TASK INSTRUCTIONS: Restate the following records word for word without images.

== DATASET CONTENT

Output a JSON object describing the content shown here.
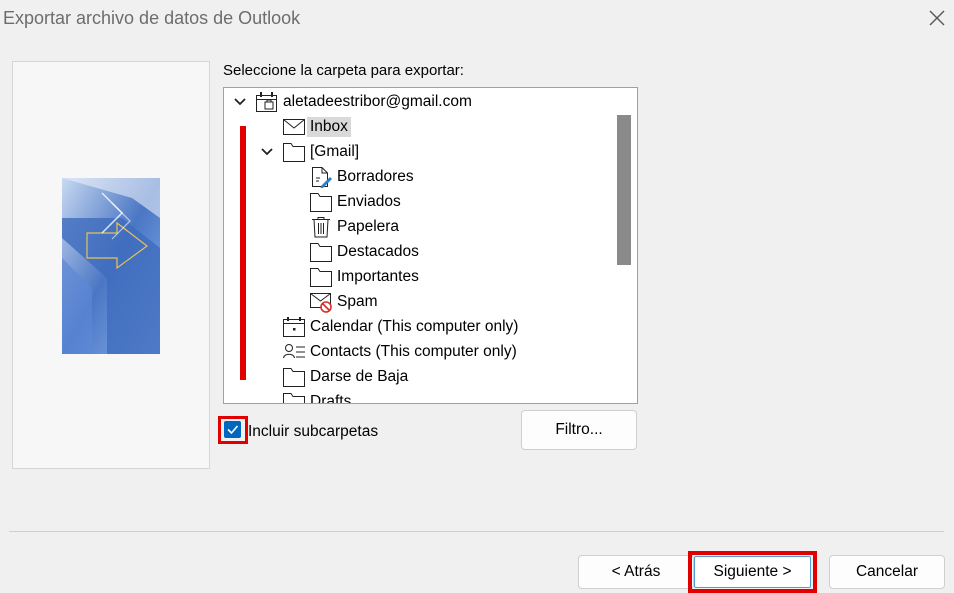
{
  "window": {
    "title": "Exportar archivo de datos de Outlook"
  },
  "prompt": "Seleccione la carpeta para exportar:",
  "tree": {
    "items": [
      {
        "label": "aletadeestribor@gmail.com",
        "icon": "account-icon",
        "expanded": true
      },
      {
        "label": "Inbox",
        "icon": "mail-icon",
        "selected": true
      },
      {
        "label": "[Gmail]",
        "icon": "folder-icon",
        "expanded": true
      },
      {
        "label": "Borradores",
        "icon": "drafts-icon"
      },
      {
        "label": "Enviados",
        "icon": "folder-icon"
      },
      {
        "label": "Papelera",
        "icon": "trash-icon"
      },
      {
        "label": "Destacados",
        "icon": "folder-icon"
      },
      {
        "label": "Importantes",
        "icon": "folder-icon"
      },
      {
        "label": "Spam",
        "icon": "spam-icon"
      },
      {
        "label": "Calendar (This computer only)",
        "icon": "calendar-icon"
      },
      {
        "label": "Contacts (This computer only)",
        "icon": "contacts-icon"
      },
      {
        "label": "Darse de Baja",
        "icon": "folder-icon"
      },
      {
        "label": "Drafts",
        "icon": "folder-icon"
      }
    ]
  },
  "include_subfolders": {
    "label": "Incluir subcarpetas",
    "checked": true
  },
  "buttons": {
    "filter": "Filtro...",
    "back": "< Atrás",
    "next": "Siguiente >",
    "cancel": "Cancelar"
  },
  "colors": {
    "accent": "#0067c0",
    "highlight": "#e00000",
    "selection": "#d9d9d9"
  }
}
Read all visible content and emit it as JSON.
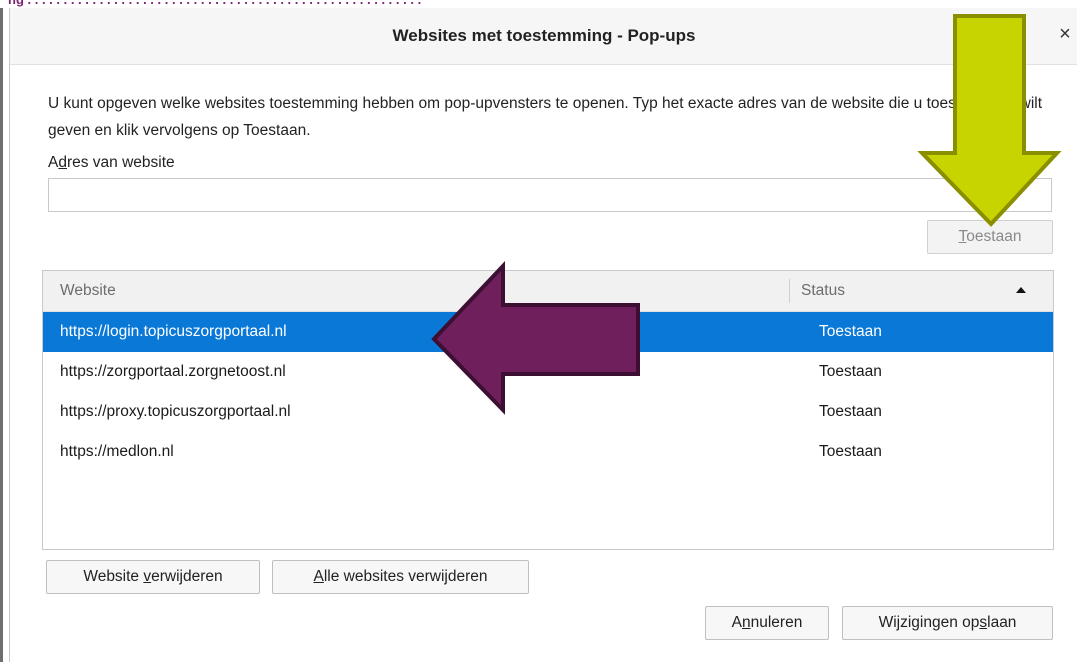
{
  "dialog": {
    "title": "Websites met toestemming - Pop-ups",
    "close_glyph": "×",
    "description": "U kunt opgeven welke websites toestemming hebben om pop-upvensters te openen. Typ het exacte adres van de website die u toestemming wilt geven en klik vervolgens op Toestaan.",
    "address_label": "Adres van website",
    "address_value": "",
    "allow_button": "Toestaan"
  },
  "table": {
    "columns": [
      "Website",
      "Status"
    ],
    "sort_direction": "ascending",
    "rows": [
      {
        "website": "https://login.topicuszorgportaal.nl",
        "status": "Toestaan",
        "selected": true
      },
      {
        "website": "https://zorgportaal.zorgnetoost.nl",
        "status": "Toestaan",
        "selected": false
      },
      {
        "website": "https://proxy.topicuszorgportaal.nl",
        "status": "Toestaan",
        "selected": false
      },
      {
        "website": "https://medlon.nl",
        "status": "Toestaan",
        "selected": false
      }
    ]
  },
  "actions": {
    "remove_website": "Website verwijderen",
    "remove_all": "Alle websites verwijderen",
    "cancel": "Annuleren",
    "save": "Wijzigingen opslaan"
  },
  "annotations": {
    "yellow_arrow_color": "#c8d400",
    "yellow_arrow_outline": "#8a8f00",
    "purple_arrow_color": "#6e1f5c",
    "purple_arrow_outline": "#3d0f33"
  },
  "colors": {
    "selection": "#0a78d7"
  }
}
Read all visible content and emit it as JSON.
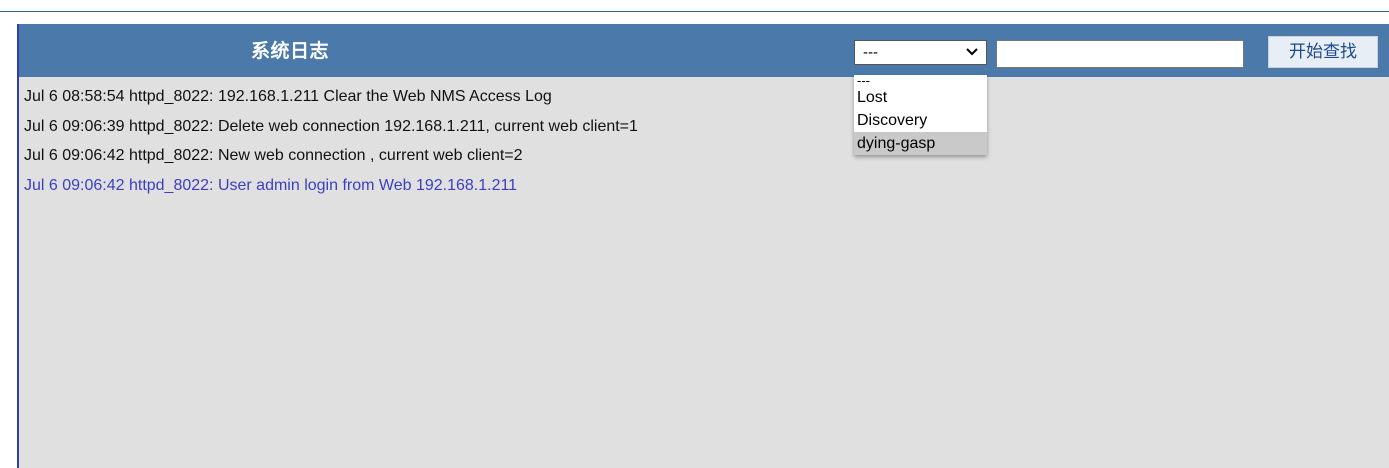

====

REPLY:
Output a JSON object describing the content shown here.
{
  "window": {
    "title": "Exportar archivo de datos de Outlook"
  },
  "prompt": "Seleccione la carpeta para exportar:",
  "tree": {
    "items": [
      {
        "label": "aletadeestribor@gmail.com",
        "icon": "account-icon",
        "expanded": true
      },
      {
        "label": "Inbox",
        "icon": "mail-icon",
        "selected": true
      },
      {
        "label": "[Gmail]",
        "icon": "folder-icon",
        "expanded": true
      },
      {
        "label": "Borradores",
        "icon": "drafts-icon"
      },
      {
        "label": "Enviados",
        "icon": "folder-icon"
      },
      {
        "label": "Papelera",
        "icon": "trash-icon"
      },
      {
        "label": "Destacados",
        "icon": "folder-icon"
      },
      {
        "label": "Importantes",
        "icon": "folder-icon"
      },
      {
        "label": "Spam",
        "icon": "spam-icon"
      },
      {
        "label": "Calendar (This computer only)",
        "icon": "calendar-icon"
      },
      {
        "label": "Contacts (This computer only)",
        "icon": "contacts-icon"
      },
      {
        "label": "Darse de Baja",
        "icon": "folder-icon"
      },
      {
        "label": "Drafts",
        "icon": "folder-icon"
      }
    ]
  },
  "include_subfolders": {
    "label": "Incluir subcarpetas",
    "checked": true
  },
  "buttons": {
    "filter": "Filtro...",
    "back": "< Atrás",
    "next": "Siguiente >",
    "cancel": "Cancelar"
  },
  "colors": {
    "accent": "#0067c0",
    "highlight": "#e00000",
    "selection": "#d9d9d9"
  }
}
Read all visible content and emit it as JSON.
{
  "dialog": {
    "title": "Websites met toestemming - Pop-ups",
    "close_glyph": "×",
    "description": "U kunt opgeven welke websites toestemming hebben om pop-upvensters te openen. Typ het exacte adres van de website die u toestemming wilt geven en klik vervolgens op Toestaan.",
    "address_label": "Adres van website",
    "address_value": "",
    "allow_button": "Toestaan"
  },
  "table": {
    "columns": [
      "Website",
      "Status"
    ],
    "sort_direction": "ascending",
    "rows": [
      {
        "website": "https://login.topicuszorgportaal.nl",
        "status": "Toestaan",
        "selected": true
      },
      {
        "website": "https://zorgportaal.zorgnetoost.nl",
        "status": "Toestaan",
        "selected": false
      },
      {
        "website": "https://proxy.topicuszorgportaal.nl",
        "status": "Toestaan",
        "selected": false
      },
      {
        "website": "https://medlon.nl",
        "status": "Toestaan",
        "selected": false
      }
    ]
  },
  "actions": {
    "remove_website": "Website verwijderen",
    "remove_all": "Alle websites verwijderen",
    "cancel": "Annuleren",
    "save": "Wijzigingen opslaan"
  },
  "annotations": {
    "yellow_arrow_color": "#c8d400",
    "yellow_arrow_outline": "#8a8f00",
    "purple_arrow_color": "#6e1f5c",
    "purple_arrow_outline": "#3d0f33"
  },
  "colors": {
    "selection": "#0a78d7"
  }
}
Read all visible content and emit it as JSON.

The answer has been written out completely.